EXERCISE PROMPT →
Every entry below must be reproduced exactly.

INFORMATION →
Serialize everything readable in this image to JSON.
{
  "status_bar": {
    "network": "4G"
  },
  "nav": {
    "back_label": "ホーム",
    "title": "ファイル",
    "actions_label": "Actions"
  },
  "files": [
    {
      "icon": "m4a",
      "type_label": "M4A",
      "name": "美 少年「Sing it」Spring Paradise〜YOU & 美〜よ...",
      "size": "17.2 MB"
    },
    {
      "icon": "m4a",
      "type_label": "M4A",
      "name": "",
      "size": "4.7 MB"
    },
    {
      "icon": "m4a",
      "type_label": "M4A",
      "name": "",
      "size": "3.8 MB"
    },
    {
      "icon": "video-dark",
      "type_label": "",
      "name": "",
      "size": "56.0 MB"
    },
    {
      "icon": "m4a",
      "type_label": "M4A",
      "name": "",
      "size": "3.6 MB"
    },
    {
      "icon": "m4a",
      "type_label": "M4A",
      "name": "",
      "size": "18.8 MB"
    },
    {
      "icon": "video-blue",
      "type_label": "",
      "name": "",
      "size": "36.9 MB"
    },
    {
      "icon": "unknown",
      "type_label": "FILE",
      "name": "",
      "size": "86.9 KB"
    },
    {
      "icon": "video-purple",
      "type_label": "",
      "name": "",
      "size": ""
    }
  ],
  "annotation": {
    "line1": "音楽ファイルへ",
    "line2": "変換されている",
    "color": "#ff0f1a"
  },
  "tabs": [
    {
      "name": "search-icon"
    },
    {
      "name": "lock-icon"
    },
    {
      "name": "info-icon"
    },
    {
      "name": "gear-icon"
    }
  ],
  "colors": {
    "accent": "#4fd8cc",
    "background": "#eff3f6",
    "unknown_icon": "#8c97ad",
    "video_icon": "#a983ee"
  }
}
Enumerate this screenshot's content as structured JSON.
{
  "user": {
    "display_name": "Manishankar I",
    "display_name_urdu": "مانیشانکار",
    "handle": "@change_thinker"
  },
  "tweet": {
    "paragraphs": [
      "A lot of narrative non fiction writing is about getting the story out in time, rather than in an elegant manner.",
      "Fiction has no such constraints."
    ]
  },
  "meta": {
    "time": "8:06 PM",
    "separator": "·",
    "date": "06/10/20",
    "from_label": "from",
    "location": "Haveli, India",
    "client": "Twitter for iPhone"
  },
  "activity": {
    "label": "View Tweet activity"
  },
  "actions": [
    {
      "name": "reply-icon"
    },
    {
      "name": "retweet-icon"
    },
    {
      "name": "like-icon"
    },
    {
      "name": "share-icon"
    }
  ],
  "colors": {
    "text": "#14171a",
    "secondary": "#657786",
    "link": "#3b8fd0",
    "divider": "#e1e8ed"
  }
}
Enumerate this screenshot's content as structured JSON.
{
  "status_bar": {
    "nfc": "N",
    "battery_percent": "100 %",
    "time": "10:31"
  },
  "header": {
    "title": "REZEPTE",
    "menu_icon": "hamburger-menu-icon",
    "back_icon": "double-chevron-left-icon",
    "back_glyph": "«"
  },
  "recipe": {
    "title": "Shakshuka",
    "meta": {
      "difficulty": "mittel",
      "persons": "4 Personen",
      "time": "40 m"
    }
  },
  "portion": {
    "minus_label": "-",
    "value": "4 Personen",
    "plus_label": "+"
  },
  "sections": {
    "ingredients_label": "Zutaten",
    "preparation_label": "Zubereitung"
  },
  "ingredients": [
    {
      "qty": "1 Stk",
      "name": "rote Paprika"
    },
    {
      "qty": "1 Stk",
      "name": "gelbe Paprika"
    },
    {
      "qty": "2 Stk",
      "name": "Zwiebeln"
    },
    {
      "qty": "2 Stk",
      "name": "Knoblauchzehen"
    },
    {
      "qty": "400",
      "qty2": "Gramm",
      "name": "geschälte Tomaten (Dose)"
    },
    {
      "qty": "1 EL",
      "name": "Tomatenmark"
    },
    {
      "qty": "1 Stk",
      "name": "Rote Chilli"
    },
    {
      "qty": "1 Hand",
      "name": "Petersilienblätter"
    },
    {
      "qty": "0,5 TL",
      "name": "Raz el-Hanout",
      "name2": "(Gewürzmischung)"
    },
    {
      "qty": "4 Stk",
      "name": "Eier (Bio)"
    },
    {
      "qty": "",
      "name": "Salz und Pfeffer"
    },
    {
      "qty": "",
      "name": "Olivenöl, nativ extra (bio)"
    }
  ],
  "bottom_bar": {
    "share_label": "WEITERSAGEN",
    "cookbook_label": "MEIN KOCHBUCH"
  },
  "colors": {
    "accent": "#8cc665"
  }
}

WRITTEN SOLUTION →
Serialize everything readable in this image to JSON.
{
  "status_bar": {
    "network": "4G"
  },
  "nav": {
    "back_label": "ホーム",
    "title": "ファイル",
    "actions_label": "Actions"
  },
  "files": [
    {
      "icon": "m4a",
      "type_label": "M4A",
      "name": "美 少年「Sing it」Spring Paradise〜YOU & 美〜よ...",
      "size": "17.2 MB"
    },
    {
      "icon": "m4a",
      "type_label": "M4A",
      "name": "",
      "size": "4.7 MB"
    },
    {
      "icon": "m4a",
      "type_label": "M4A",
      "name": "",
      "size": "3.8 MB"
    },
    {
      "icon": "video-dark",
      "type_label": "",
      "name": "",
      "size": "56.0 MB"
    },
    {
      "icon": "m4a",
      "type_label": "M4A",
      "name": "",
      "size": "3.6 MB"
    },
    {
      "icon": "m4a",
      "type_label": "M4A",
      "name": "",
      "size": "18.8 MB"
    },
    {
      "icon": "video-blue",
      "type_label": "",
      "name": "",
      "size": "36.9 MB"
    },
    {
      "icon": "unknown",
      "type_label": "FILE",
      "name": "",
      "size": "86.9 KB"
    },
    {
      "icon": "video-purple",
      "type_label": "",
      "name": "",
      "size": ""
    }
  ],
  "annotation": {
    "line1": "音楽ファイルへ",
    "line2": "変換されている",
    "color": "#ff0f1a"
  },
  "tabs": [
    {
      "name": "search-icon"
    },
    {
      "name": "lock-icon"
    },
    {
      "name": "info-icon"
    },
    {
      "name": "gear-icon"
    }
  ],
  "colors": {
    "accent": "#4fd8cc",
    "background": "#eff3f6",
    "unknown_icon": "#8c97ad",
    "video_icon": "#a983ee"
  }
}
Enumerate this screenshot's content as structured JSON.
{
  "user": {
    "display_name": "Manishankar I",
    "display_name_urdu": "مانیشانکار",
    "handle": "@change_thinker"
  },
  "tweet": {
    "paragraphs": [
      "A lot of narrative non fiction writing is about getting the story out in time, rather than in an elegant manner.",
      "Fiction has no such constraints."
    ]
  },
  "meta": {
    "time": "8:06 PM",
    "separator": "·",
    "date": "06/10/20",
    "from_label": "from",
    "location": "Haveli, India",
    "client": "Twitter for iPhone"
  },
  "activity": {
    "label": "View Tweet activity"
  },
  "actions": [
    {
      "name": "reply-icon"
    },
    {
      "name": "retweet-icon"
    },
    {
      "name": "like-icon"
    },
    {
      "name": "share-icon"
    }
  ],
  "colors": {
    "text": "#14171a",
    "secondary": "#657786",
    "link": "#3b8fd0",
    "divider": "#e1e8ed"
  }
}
Enumerate this screenshot's content as structured JSON.
{
  "status_bar": {
    "nfc": "N",
    "battery_percent": "100 %",
    "time": "10:31"
  },
  "header": {
    "title": "REZEPTE",
    "menu_icon": "hamburger-menu-icon",
    "back_icon": "double-chevron-left-icon",
    "back_glyph": "«"
  },
  "recipe": {
    "title": "Shakshuka",
    "meta": {
      "difficulty": "mittel",
      "persons": "4 Personen",
      "time": "40 m"
    }
  },
  "portion": {
    "minus_label": "-",
    "value": "4 Personen",
    "plus_label": "+"
  },
  "sections": {
    "ingredients_label": "Zutaten",
    "preparation_label": "Zubereitung"
  },
  "ingredients": [
    {
      "qty": "1 Stk",
      "name": "rote Paprika"
    },
    {
      "qty": "1 Stk",
      "name": "gelbe Paprika"
    },
    {
      "qty": "2 Stk",
      "name": "Zwiebeln"
    },
    {
      "qty": "2 Stk",
      "name": "Knoblauchzehen"
    },
    {
      "qty": "400",
      "qty2": "Gramm",
      "name": "geschälte Tomaten (Dose)"
    },
    {
      "qty": "1 EL",
      "name": "Tomatenmark"
    },
    {
      "qty": "1 Stk",
      "name": "Rote Chilli"
    },
    {
      "qty": "1 Hand",
      "name": "Petersilienblätter"
    },
    {
      "qty": "0,5 TL",
      "name": "Raz el-Hanout",
      "name2": "(Gewürzmischung)"
    },
    {
      "qty": "4 Stk",
      "name": "Eier (Bio)"
    },
    {
      "qty": "",
      "name": "Salz und Pfeffer"
    },
    {
      "qty": "",
      "name": "Olivenöl, nativ extra (bio)"
    }
  ],
  "bottom_bar": {
    "share_label": "WEITERSAGEN",
    "cookbook_label": "MEIN KOCHBUCH"
  },
  "colors": {
    "accent": "#8cc665"
  }
}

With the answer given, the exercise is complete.